## [EXERCISE BRIEF]
What is the number of lines in this data that contain the word "event"? Give the number alone.

## [SUPPLIED ENTRIES]
········

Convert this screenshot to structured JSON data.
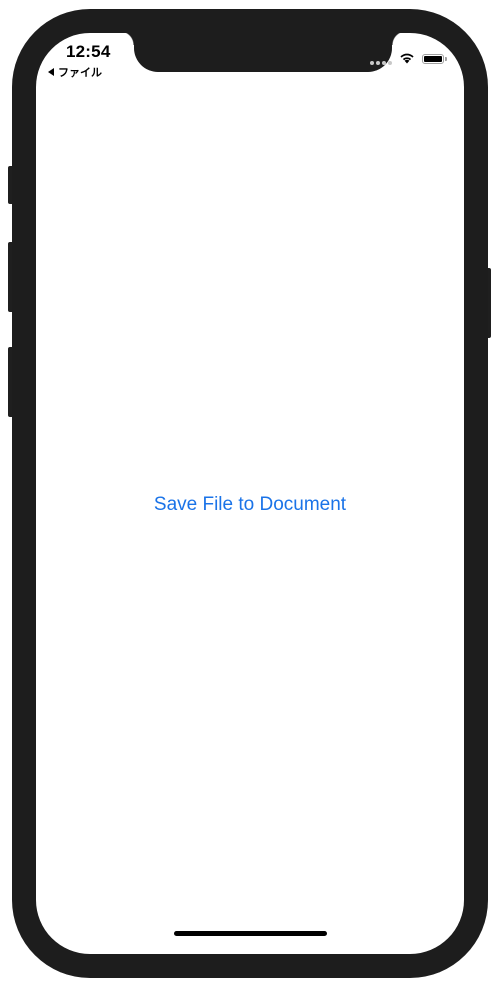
{
  "status_bar": {
    "time": "12:54",
    "back_label": "ファイル",
    "icons": [
      "cellular-signal-icon",
      "wifi-icon",
      "battery-icon"
    ]
  },
  "main": {
    "action_label": "Save File to Document"
  },
  "colors": {
    "accent": "#1a73e8",
    "device_frame": "#1d1d1d"
  }
}
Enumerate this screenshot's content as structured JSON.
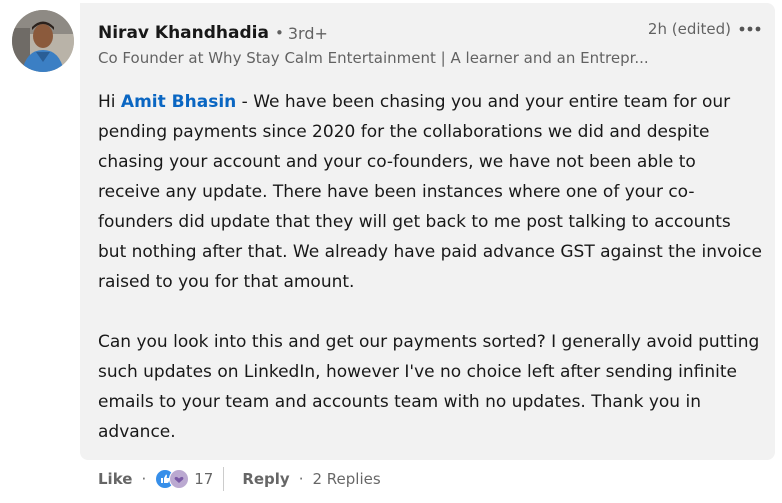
{
  "author": {
    "name": "Nirav Khandhadia",
    "degree_sep": "•",
    "degree": "3rd+",
    "headline": "Co Founder at Why Stay Calm Entertainment | A learner and an Entrepr..."
  },
  "meta": {
    "timestamp": "2h (edited)",
    "more_icon": "ellipsis-icon"
  },
  "comment": {
    "greeting": "Hi ",
    "mention": "Amit Bhasin",
    "paragraph_1_rest": " - We have been chasing you and your entire team for our pending payments since 2020 for the collaborations we did and despite chasing your account and your co-founders, we have not been able to receive any update. There have been instances where one of your co-founders did update that they will get back to me post talking to accounts but nothing after that. We already have paid advance GST against the invoice raised to you for that amount.",
    "paragraph_2": "Can you look into this and get our payments sorted? I generally avoid putting such updates on LinkedIn, however I've no choice left after sending infinite emails to your team and accounts team with no updates. Thank you in advance."
  },
  "actions": {
    "like_label": "Like",
    "separator": "·",
    "reaction_icons": [
      "like-reaction-icon",
      "support-reaction-icon"
    ],
    "reaction_count": "17",
    "reply_label": "Reply",
    "replies_label": "2 Replies"
  },
  "colors": {
    "mention": "#0a66c2",
    "bubble_bg": "#f2f2f2",
    "like_reaction": "#378fe9",
    "support_reaction": "#bba9d1"
  }
}
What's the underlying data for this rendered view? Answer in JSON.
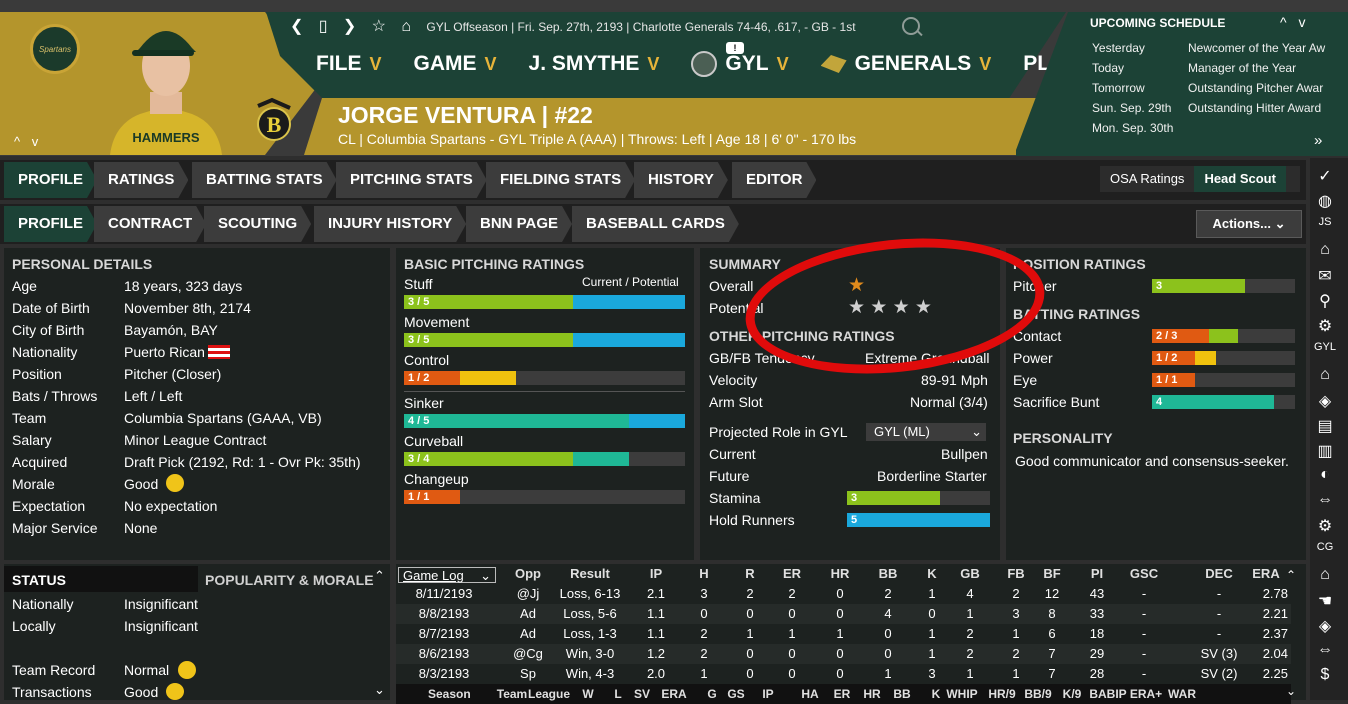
{
  "header": {
    "nav_icons": [
      "back-arrow-icon",
      "page-icon",
      "forward-arrow-icon",
      "star-icon",
      "home-icon"
    ],
    "league_status": "GYL Offseason",
    "date": "Fri. Sep. 27th, 2193",
    "team_record": "Charlotte Generals  74-46, .617, - GB - 1st",
    "logo_text": "Spartans",
    "left_arrows": "^ v",
    "menu": [
      {
        "label": "FILE"
      },
      {
        "label": "GAME"
      },
      {
        "label": "J. SMYTHE"
      },
      {
        "label": "GYL"
      },
      {
        "label": "GENERALS"
      },
      {
        "label": "PLAY"
      }
    ],
    "notification": "!",
    "player_name": "JORGE VENTURA  |  #22",
    "player_sub": "CL | Columbia Spartans - GYL Triple A (AAA)  |  Throws: Left  |  Age 18  |  6' 0\" - 170 lbs"
  },
  "schedule": {
    "title": "UPCOMING SCHEDULE",
    "arrows": "^ v",
    "rows": [
      {
        "day": "Yesterday",
        "event": "Newcomer of the Year Aw"
      },
      {
        "day": "Today",
        "event": "Manager of the Year"
      },
      {
        "day": "Tomorrow",
        "event": "Outstanding Pitcher Awar"
      },
      {
        "day": "Sun. Sep. 29th",
        "event": "Outstanding Hitter Award"
      },
      {
        "day": "Mon. Sep. 30th",
        "event": ""
      }
    ],
    "more": "»"
  },
  "tabs_row1": [
    "PROFILE",
    "RATINGS",
    "BATTING STATS",
    "PITCHING STATS",
    "FIELDING STATS",
    "HISTORY",
    "EDITOR"
  ],
  "tabs_row2": [
    "PROFILE",
    "CONTRACT",
    "SCOUTING",
    "INJURY HISTORY",
    "BNN PAGE",
    "BASEBALL CARDS"
  ],
  "osa_ratings": "OSA Ratings",
  "head_scout": "Head Scout",
  "actions": "Actions...",
  "personal": {
    "title": "PERSONAL DETAILS",
    "rows": [
      {
        "k": "Age",
        "v": "18 years, 323 days"
      },
      {
        "k": "Date of Birth",
        "v": "November 8th, 2174"
      },
      {
        "k": "City of Birth",
        "v": "Bayamón, BAY"
      },
      {
        "k": "Nationality",
        "v": "Puerto Rican"
      },
      {
        "k": "Position",
        "v": "Pitcher (Closer)"
      },
      {
        "k": "Bats / Throws",
        "v": "Left / Left"
      },
      {
        "k": "Team",
        "v": "Columbia Spartans (GAAA, VB)"
      },
      {
        "k": "Salary",
        "v": "Minor League Contract"
      },
      {
        "k": "Acquired",
        "v": "Draft Pick (2192, Rd: 1 - Ovr Pk: 35th)"
      },
      {
        "k": "Morale",
        "v": "Good"
      },
      {
        "k": "Expectation",
        "v": "No expectation"
      },
      {
        "k": "Major Service",
        "v": "None"
      }
    ]
  },
  "pitching": {
    "title": "BASIC PITCHING RATINGS",
    "cur_pot": "Current / Potential",
    "ratings": [
      {
        "name": "Stuff",
        "label": "3 / 5",
        "cur": 0.6,
        "pot": 1.0,
        "color": "#8cc21c",
        "pot_color": "#1aa8dc"
      },
      {
        "name": "Movement",
        "label": "3 / 5",
        "cur": 0.6,
        "pot": 1.0,
        "color": "#8cc21c",
        "pot_color": "#1aa8dc"
      },
      {
        "name": "Control",
        "label": "1 / 2",
        "cur": 0.2,
        "pot": 0.4,
        "color": "#e05a12",
        "pot_color": "#f0c20e"
      },
      {
        "name": "Sinker",
        "label": "4 / 5",
        "cur": 0.8,
        "pot": 1.0,
        "color": "#1fb896",
        "pot_color": "#1aa8dc"
      },
      {
        "name": "Curveball",
        "label": "3 / 4",
        "cur": 0.6,
        "pot": 0.8,
        "color": "#8cc21c",
        "pot_color": "#1fb896"
      },
      {
        "name": "Changeup",
        "label": "1 / 1",
        "cur": 0.2,
        "pot": 0.2,
        "color": "#e05a12",
        "pot_color": "#e05a12"
      }
    ]
  },
  "summary": {
    "title": "SUMMARY",
    "overall_label": "Overall",
    "overall_stars": "★",
    "potential_label": "Potential",
    "potential_stars": "★ ★ ★ ★",
    "other_title": "OTHER PITCHING RATINGS",
    "other": [
      {
        "k": "GB/FB Tendency",
        "v": "Extreme Groundball"
      },
      {
        "k": "Velocity",
        "v": "89-91 Mph"
      },
      {
        "k": "Arm Slot",
        "v": "Normal (3/4)"
      }
    ],
    "role_label": "Projected Role in GYL",
    "role_select": "GYL (ML)",
    "current_label": "Current",
    "current_value": "Bullpen",
    "future_label": "Future",
    "future_value": "Borderline Starter",
    "stamina_label": "Stamina",
    "stamina_value": "3",
    "stamina_fill": 0.65,
    "hold_label": "Hold Runners",
    "hold_value": "5",
    "hold_fill": 1.0
  },
  "position": {
    "title": "POSITION RATINGS",
    "pitcher_label": "Pitcher",
    "pitcher_value": "3",
    "pitcher_fill": 0.65,
    "batting_title": "BATTING RATINGS",
    "batting": [
      {
        "name": "Contact",
        "label": "2 / 3",
        "cur": 0.4,
        "pot": 0.6,
        "color": "#e05a12",
        "pot_color": "#8cc21c"
      },
      {
        "name": "Power",
        "label": "1 / 2",
        "cur": 0.3,
        "pot": 0.45,
        "color": "#e05a12",
        "pot_color": "#f0c20e"
      },
      {
        "name": "Eye",
        "label": "1 / 1",
        "cur": 0.3,
        "pot": 0.3,
        "color": "#e05a12",
        "pot_color": "#e05a12"
      },
      {
        "name": "Sacrifice Bunt",
        "label": "4",
        "cur": 0.85,
        "pot": 0.85,
        "color": "#1fb896",
        "pot_color": "#1fb896"
      }
    ],
    "personality_title": "PERSONALITY",
    "personality": "Good communicator and consensus-seeker."
  },
  "status": {
    "tab1": "STATUS",
    "tab2": "POPULARITY & MORALE",
    "rows": [
      {
        "k": "Nationally",
        "v": "Insignificant"
      },
      {
        "k": "Locally",
        "v": "Insignificant"
      },
      {
        "k": "Team Record",
        "v": "Normal"
      },
      {
        "k": "Transactions",
        "v": "Good"
      }
    ]
  },
  "gamelog": {
    "select": "Game Log",
    "headers": [
      "Opp",
      "Result",
      "IP",
      "H",
      "R",
      "ER",
      "HR",
      "BB",
      "K",
      "GB",
      "FB",
      "BF",
      "PI",
      "GSC",
      "DEC",
      "ERA"
    ],
    "rows": [
      [
        "8/11/2193",
        "@Jj",
        "Loss, 6-13",
        "2.1",
        "3",
        "2",
        "2",
        "0",
        "2",
        "1",
        "4",
        "2",
        "12",
        "43",
        "-",
        "-",
        "2.78"
      ],
      [
        "8/8/2193",
        "Ad",
        "Loss, 5-6",
        "1.1",
        "0",
        "0",
        "0",
        "0",
        "4",
        "0",
        "1",
        "3",
        "8",
        "33",
        "-",
        "-",
        "2.21"
      ],
      [
        "8/7/2193",
        "Ad",
        "Loss, 1-3",
        "1.1",
        "2",
        "1",
        "1",
        "1",
        "0",
        "1",
        "2",
        "1",
        "6",
        "18",
        "-",
        "-",
        "2.37"
      ],
      [
        "8/6/2193",
        "@Cg",
        "Win, 3-0",
        "1.2",
        "2",
        "0",
        "0",
        "0",
        "0",
        "1",
        "2",
        "2",
        "7",
        "29",
        "-",
        "SV (3)",
        "2.04"
      ],
      [
        "8/3/2193",
        "Sp",
        "Win, 4-3",
        "2.0",
        "1",
        "0",
        "0",
        "0",
        "1",
        "3",
        "1",
        "1",
        "7",
        "28",
        "-",
        "SV (2)",
        "2.25"
      ]
    ],
    "footer": [
      "Season",
      "Team",
      "League",
      "W",
      "L",
      "SV",
      "ERA",
      "G",
      "GS",
      "IP",
      "HA",
      "ER",
      "HR",
      "BB",
      "K",
      "WHIP",
      "HR/9",
      "BB/9",
      "K/9",
      "BABIP",
      "ERA+",
      "WAR"
    ]
  },
  "right_bar": [
    "check-icon",
    "globe-icon",
    "JS",
    "home-icon",
    "mail-icon",
    "search-icon",
    "gear-icon",
    "GYL",
    "home-icon",
    "target-icon",
    "card-icon",
    "chart-icon",
    "ball-icon",
    "swap-icon",
    "gear-icon",
    "CG",
    "home-icon",
    "hand-icon",
    "target-icon",
    "swap-icon",
    "dollar-icon"
  ],
  "colors": {
    "accent_gold": "#b4952c",
    "accent_green": "#1c4236",
    "annotation_red": "#e00b0b"
  }
}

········

## [THE COMPLETED TASK]
5